by Steven Feldman
It’s not every day that I learn something. It’s even more rare when I learn two things in one day. And when I learn something that can help Floor Covering News readers, we are all better for it.
That alone makes this a column to which you should pay attention. I am writing about two things of which you need to be aware: They have little to do with each other and everything to do with each other.
Let’s start with FloorForce (see article on page 1), a company I visited in Florida earlier this month. CliffsNotes version: This is a company that builds websites. Just like other technology companies do. But pay attention to FloorForce. Why? Because it can help your business. It can even keep you in business.
You don’t need me to tell you most consumers begin their search for flooring on the web. You also don’t need me to tell you that you never get a second chance to make a first impression. From those two statements is derived these two: If you do not have a web presence, odds are you will have no physical presence within a short period of time. If you have a poor web presence, odds are you will have no physical presence within a short period of time.
FloorForce understands your website is your virtual front door.
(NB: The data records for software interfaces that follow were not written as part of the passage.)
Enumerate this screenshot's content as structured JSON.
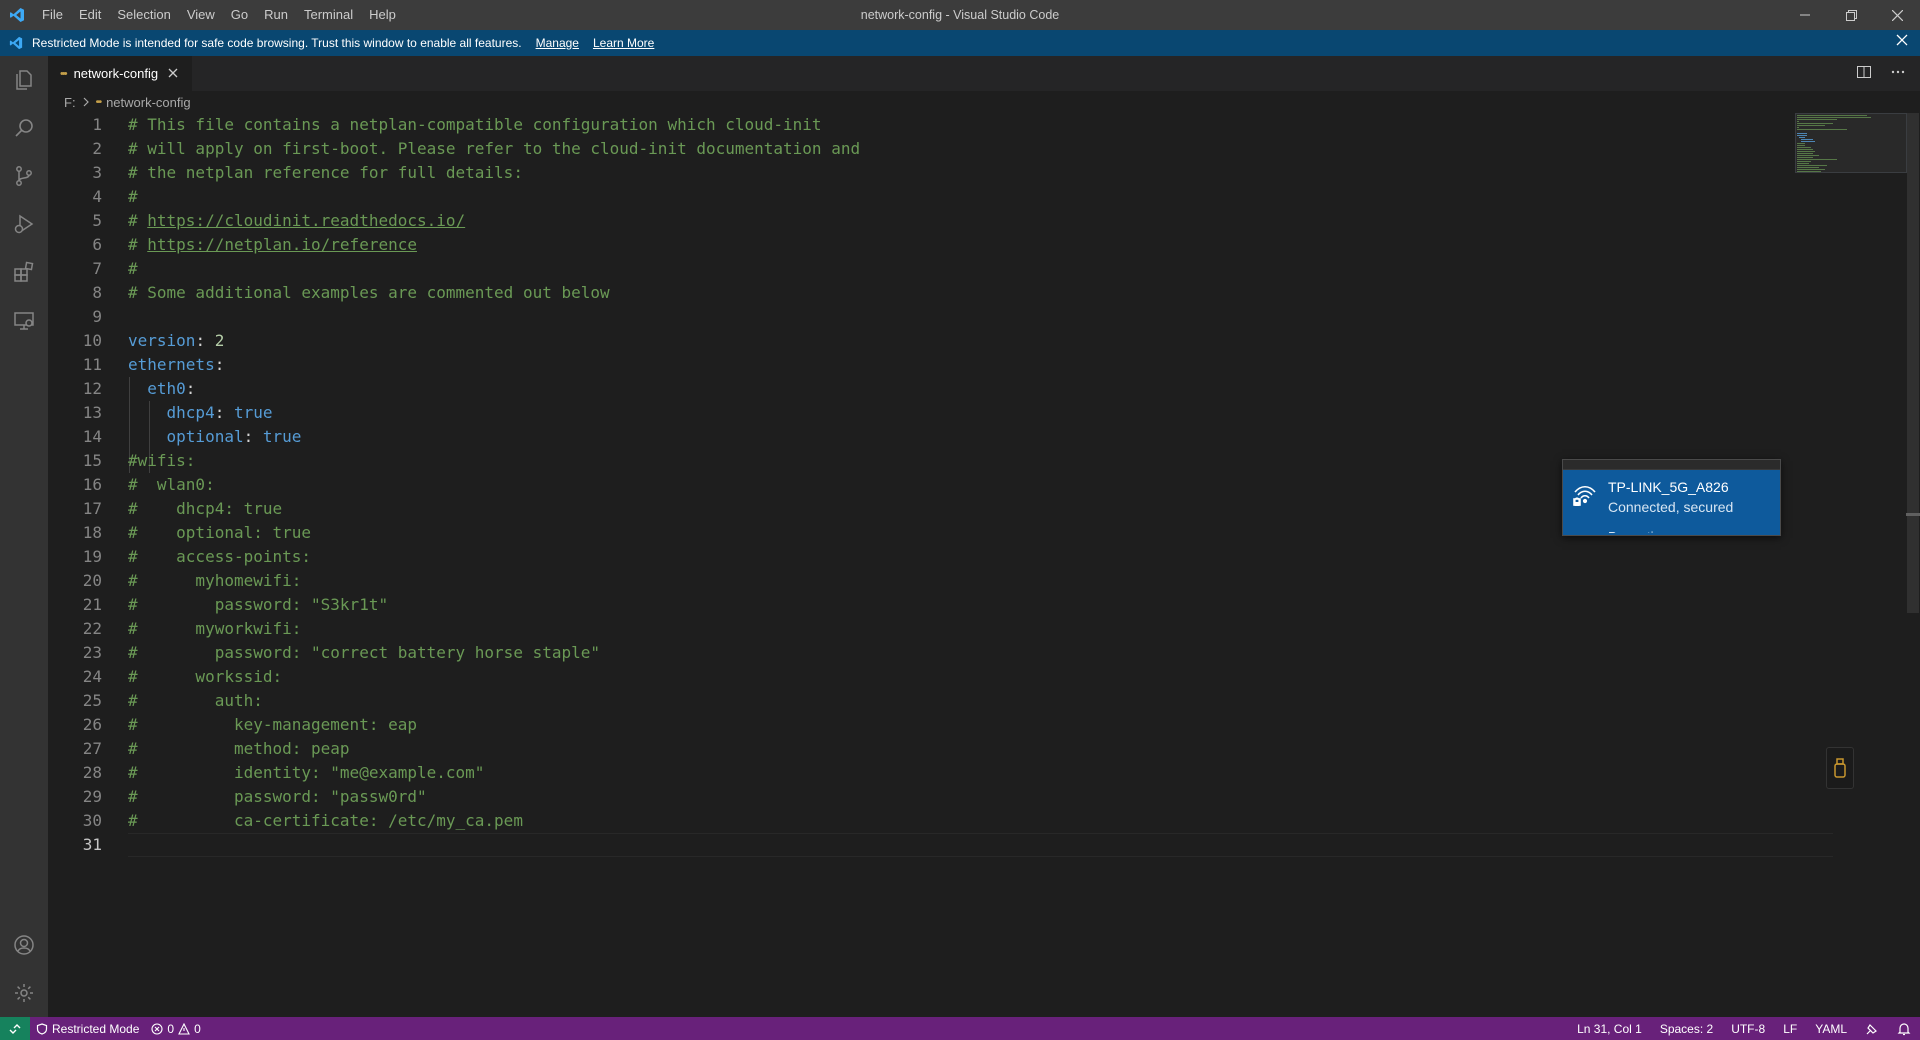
{
  "window": {
    "title": "network-config - Visual Studio Code",
    "menu": [
      "File",
      "Edit",
      "Selection",
      "View",
      "Go",
      "Run",
      "Terminal",
      "Help"
    ]
  },
  "banner": {
    "message": "Restricted Mode is intended for safe code browsing. Trust this window to enable all features.",
    "manage_label": "Manage",
    "learn_more_label": "Learn More"
  },
  "tab": {
    "label": "network-config",
    "file_icon": "yaml-icon"
  },
  "breadcrumb": {
    "drive": "F:",
    "file": "network-config"
  },
  "editor": {
    "active_line": 31,
    "lines": [
      "# This file contains a netplan-compatible configuration which cloud-init",
      "# will apply on first-boot. Please refer to the cloud-init documentation and",
      "# the netplan reference for full details:",
      "#",
      "# https://cloudinit.readthedocs.io/",
      "# https://netplan.io/reference",
      "#",
      "# Some additional examples are commented out below",
      "",
      "version: 2",
      "ethernets:",
      "  eth0:",
      "    dhcp4: true",
      "    optional: true",
      "#wifis:",
      "#  wlan0:",
      "#    dhcp4: true",
      "#    optional: true",
      "#    access-points:",
      "#      myhomewifi:",
      "#        password: \"S3kr1t\"",
      "#      myworkwifi:",
      "#        password: \"correct battery horse staple\"",
      "#      workssid:",
      "#        auth:",
      "#          key-management: eap",
      "#          method: peap",
      "#          identity: \"me@example.com\"",
      "#          password: \"passw0rd\"",
      "#          ca-certificate: /etc/my_ca.pem",
      ""
    ]
  },
  "wifi_popup": {
    "ssid": "TP-LINK_5G_A826",
    "status": "Connected, secured",
    "cut_text": "Properties"
  },
  "statusbar": {
    "restricted_label": "Restricted Mode",
    "errors": "0",
    "warnings": "0",
    "position": "Ln 31, Col 1",
    "spaces": "Spaces: 2",
    "encoding": "UTF-8",
    "eol": "LF",
    "language": "YAML"
  },
  "colors": {
    "titlebar": "#3c3c3c",
    "banner": "#094771",
    "statusbar": "#68217a",
    "remote": "#16825d",
    "comment": "#6a9955",
    "keyword": "#569cd6",
    "number": "#b5cea8",
    "wifi_active": "#0e5a9c"
  }
}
FloorForce also understands more customers are visiting your virtual front door than your physical front door. And FloorForce understands the importance of converting web traffic to physical traffic. It understands this because it spent the better part of two years with a business model that centered on creating a 3-D, in-store experience. Then it learned that retailers can do just fine, thank you, once that consumer is in the store. Retailers need help getting customers in the store.
So it morphed into a website developer. But that’s only part of the deal. The company understands that having the best website in the world means nothing if you’re on page 28 of Google. You know what they say about the tree that falls in the forest? 87% of people never get past page one of their Google searches. So, FloorForce works its magic and within a month the retailer will find himself on page one of Google in his market for the most relevant flooring keywords.
Now here’s part two of the story of why retailers must be serious about their web presence. You’ve heard of Lumber Liquidators, Home Depot, Empire and so forth. Ever hear of wayfair.com? Thought so. When you are done reading this column, I want you to visit wayfair.com. At first glance, it sells furniture, bedding, etc. Big deal, right? Yes. Literally. Wayfair.com is the country’s largest furniture e-tailer, doing about $450 million a year. Ten years ago, not one manufacturer wanted to sell them. Today, just about every manufacturer is knocking down their door.
Now, when you get on the site, click the little box that says “home improvement.” What do we have here? Lighting, generators, appliances, mailboxes and—what a surprise—flooring. What do you see? Every type of flooring that exists. Now look at all your friendly neighborhood manufacturers that are selling them. If they are close to being as successful with flooring as they are with furniture, more manufacturers will jump on board. I don’t know about the pricing; that’s for you to determine. But I do know this: Many flooring consumers believe they are getting low prices from Empire.
When a consumer searches on the Internet for flooring, you don’t want Wayfair to be on page one and you on page 28. You don’t want anyone talking about you in the past tense.